The Regional Growth Tracker (Figure 2) shows that the Bay Area has been leading job growth, with a recent acceleration. The Central Valley has countered the recent performance of the other areas in slowing from its pace earlier in the year and showing no recent signs of improvement.

The Jobs Dispersion Index (Figure 3) advanced to 84.5 in June from May’s 65.5.This returned the Index close to its January high. The recent monthly slowdown in job growth could lead to a softening of this trend as the summer proceeds.


The Job Tracker data shows that the underlying trend in California’s jobs market was still strong overall in the second quarter. However, the recent slowing in May’s and June’s monthly job gains raises a cautionary sign.

The latest weakness could be temporary, although the impact of rising interest rates and a stronger dollar will offset some of the stimulative impact of tax cuts. Both California and the nation’s performance during the balance of the year will depend critically on the path of trade negotiations and the impact on business confidence, investment, supply chains, and consumer spending.

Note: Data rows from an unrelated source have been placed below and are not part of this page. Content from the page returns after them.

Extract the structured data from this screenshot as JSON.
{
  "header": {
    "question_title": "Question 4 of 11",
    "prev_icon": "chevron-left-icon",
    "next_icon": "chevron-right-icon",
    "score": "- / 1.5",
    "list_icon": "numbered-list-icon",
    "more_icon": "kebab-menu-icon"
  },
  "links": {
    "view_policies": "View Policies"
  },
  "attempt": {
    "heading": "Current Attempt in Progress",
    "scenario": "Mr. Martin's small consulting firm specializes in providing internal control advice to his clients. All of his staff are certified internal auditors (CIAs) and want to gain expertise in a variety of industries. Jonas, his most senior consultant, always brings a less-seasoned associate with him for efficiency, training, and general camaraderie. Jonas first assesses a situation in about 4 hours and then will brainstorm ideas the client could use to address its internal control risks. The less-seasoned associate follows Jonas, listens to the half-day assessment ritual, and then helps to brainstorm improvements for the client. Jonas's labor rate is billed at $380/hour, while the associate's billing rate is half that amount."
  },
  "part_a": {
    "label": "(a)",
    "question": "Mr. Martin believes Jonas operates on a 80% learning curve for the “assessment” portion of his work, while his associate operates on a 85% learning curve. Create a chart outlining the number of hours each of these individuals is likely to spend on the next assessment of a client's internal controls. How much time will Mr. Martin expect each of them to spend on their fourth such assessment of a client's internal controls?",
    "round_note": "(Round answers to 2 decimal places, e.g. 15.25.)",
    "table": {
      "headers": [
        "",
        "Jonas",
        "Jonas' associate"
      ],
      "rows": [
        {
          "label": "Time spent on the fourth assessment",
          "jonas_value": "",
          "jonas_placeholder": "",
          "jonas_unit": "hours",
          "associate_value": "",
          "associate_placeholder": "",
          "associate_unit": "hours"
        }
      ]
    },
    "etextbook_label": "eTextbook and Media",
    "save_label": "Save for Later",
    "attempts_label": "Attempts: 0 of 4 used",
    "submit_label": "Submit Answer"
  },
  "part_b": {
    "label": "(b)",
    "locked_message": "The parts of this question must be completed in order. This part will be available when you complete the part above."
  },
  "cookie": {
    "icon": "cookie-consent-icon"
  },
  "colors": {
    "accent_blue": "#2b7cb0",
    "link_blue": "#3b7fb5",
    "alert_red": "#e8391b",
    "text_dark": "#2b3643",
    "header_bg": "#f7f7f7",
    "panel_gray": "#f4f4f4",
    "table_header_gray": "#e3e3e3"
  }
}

Lynn Reaser is chair of the treasurer’s Council of Economic Advisors and chief economist at the Fermanian Business and Economic Institute for Point Loma Nazarene University. The opinions in this article are presented in the spirit of spurring discussion and reflect those of the author and not necessarily the treasurer, his office or the State of California. Job data used in this article is compiled by the Fermanian Business and Economic Institute for Point Loma and is not meant to be used as an official State of California source or replace official information released by the State of California and/or State Department of Finance.